Trust us—you want to hire a real estate agent. There’s no benefit to going without one because buyers don’t pay an agent’s commission—sellers do. Plus, you have a lot to gain. Agents have expertise in the buying process, neighborhoods, the market, and negotiation. You’ll get through the home buying process more quickly with an agent, too. But just how does one find such a trusted agent? Getting referrals from friends and family is a great place to start. If you don’t know anyone who has purchased a home in your area, online reviews can help you identify the best agent for you. And a face-to-face meeting is the best way to finalize your decision.
3. Make a list of needs and wants.
You’ll be a more efficient shopper if you know what you’re looking for.

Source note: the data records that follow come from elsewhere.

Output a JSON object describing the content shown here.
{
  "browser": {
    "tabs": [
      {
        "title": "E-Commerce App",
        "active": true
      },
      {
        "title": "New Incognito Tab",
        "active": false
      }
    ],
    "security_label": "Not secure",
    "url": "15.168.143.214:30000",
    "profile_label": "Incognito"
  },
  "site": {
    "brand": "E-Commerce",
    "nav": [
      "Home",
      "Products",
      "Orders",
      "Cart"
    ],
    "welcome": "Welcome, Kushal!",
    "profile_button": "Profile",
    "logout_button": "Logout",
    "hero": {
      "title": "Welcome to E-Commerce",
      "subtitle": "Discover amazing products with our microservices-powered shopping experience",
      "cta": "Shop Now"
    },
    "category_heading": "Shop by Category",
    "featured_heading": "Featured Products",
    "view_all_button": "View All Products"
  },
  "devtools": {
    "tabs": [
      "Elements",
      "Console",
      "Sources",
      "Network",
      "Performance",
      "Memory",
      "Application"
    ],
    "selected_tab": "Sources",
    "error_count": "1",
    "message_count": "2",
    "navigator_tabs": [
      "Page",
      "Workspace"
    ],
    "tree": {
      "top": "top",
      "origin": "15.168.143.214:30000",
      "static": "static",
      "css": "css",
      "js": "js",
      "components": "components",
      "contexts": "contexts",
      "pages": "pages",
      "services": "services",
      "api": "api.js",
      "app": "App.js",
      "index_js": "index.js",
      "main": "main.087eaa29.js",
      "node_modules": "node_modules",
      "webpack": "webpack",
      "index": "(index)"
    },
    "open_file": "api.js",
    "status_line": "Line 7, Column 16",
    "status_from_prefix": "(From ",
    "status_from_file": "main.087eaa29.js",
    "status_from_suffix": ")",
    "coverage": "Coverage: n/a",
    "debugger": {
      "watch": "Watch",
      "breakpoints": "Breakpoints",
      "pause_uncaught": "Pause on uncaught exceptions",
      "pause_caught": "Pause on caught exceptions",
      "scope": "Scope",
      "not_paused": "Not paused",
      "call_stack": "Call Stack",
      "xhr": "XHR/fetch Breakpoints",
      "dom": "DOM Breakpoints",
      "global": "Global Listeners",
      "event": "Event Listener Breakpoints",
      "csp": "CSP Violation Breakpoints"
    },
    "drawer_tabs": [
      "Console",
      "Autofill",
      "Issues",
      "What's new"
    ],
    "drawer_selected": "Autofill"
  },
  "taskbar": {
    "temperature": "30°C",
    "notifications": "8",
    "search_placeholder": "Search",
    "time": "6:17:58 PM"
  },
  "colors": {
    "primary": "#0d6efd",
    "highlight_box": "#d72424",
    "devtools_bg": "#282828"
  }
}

How many bedrooms and bathrooms will you need? How much property do you want? Think about location, too. Do you want to live close to work? Extended family? Downtown? The type of neighborhood factors in as well. Do you want a family-friendly neighborhood with good schools? Do you long to walk to shops and restaurants? Split your list into must-have features and nice-to-have features. Once you have an idea of what you want, you can easily trim your list to include only the homes that are a good fit for you.
4. Search online house listings.
Be prepared to be overwhelmed with data as you enter this stage. You will likely look at dozens—or even hundreds—of homes online. Your needs and wants list will help you narrow down your options, as well as help you determine if your budget and your home dreams align. To start, make a short list of properties that fit your needs.
5. Visit open houses.
With your agent in tow, visit as many properties as you can. Even if you fall in love with the first house you see, commit to seeing as many on your list as possible. Comparison shopping is important, and you’ll learn more about the market with every one you walk through. And you might just fall more in love with another home.
6. Make an offer and negotiate.
Your real estate agent can guide you on what sort of offer to make based on many factors, such as the home’s asking price, the market, and on how much you want the house. If you’re in a competitive market, some agents will recommend writing a personal note to the seller. If they are in a position to choose amongst several buyers, they may pick someone with a lower bid who seems to love their house as much as they do. The seller might approve your initial offer, or they may engage in negotiations.
7. Get your loan approved.
If your offer is accepted, it’s time to get official. Being pre-approved for a mortgage means you’re likely to get the mortgage. Go back to your lender, and let them know you’re ready to move forward with the process. Your lender will order an appraisal and have you sign some more paperwork. Your loan application will then enter the underwriting stage before it’s approved.
8. Hire a housing inspector.
Some homes can be money pits. Do your due diligence by hiring a housing inspector who can let you know what issues the house has. Every house will have some, but not all problems are deal breakers. Your inspector can’t tell you whether to buy or not, but the inspector’s report will help you decide what to do. Enlist the help of your real estate agent or a trusted homeowner to help guide you.
9. Wait for the appraisal.
A bank won’t finance a home for more than it’s worth, so getting your loan depends on the appraisal. An appraisal is an expert determination of a property’s value. If the appraisal comes in at or more than the price you offered to pay, it’s time to celebrate. But if the appraisal comes in lower than your offer, you may need to come up with extra cash, renegotiate the price, or say goodbye to that particular home. Note: This is where having a financing contingency comes in handy.
10. Pay closing costs.
You’ve reached the finish line. Well, after you pay closing costs, that is. Closing costs typically represent 2 percent to 5 percent of the home’s purchase price. These costs generally include attorney fees, appraisal fees, your down payment, homeowner’s insurance, and property taxes. You’ll pay these during a meeting—your closing—where you’ll sign all the paperwork and walk away with the keys.
Now pat yourself on the back—you’re a homeowner.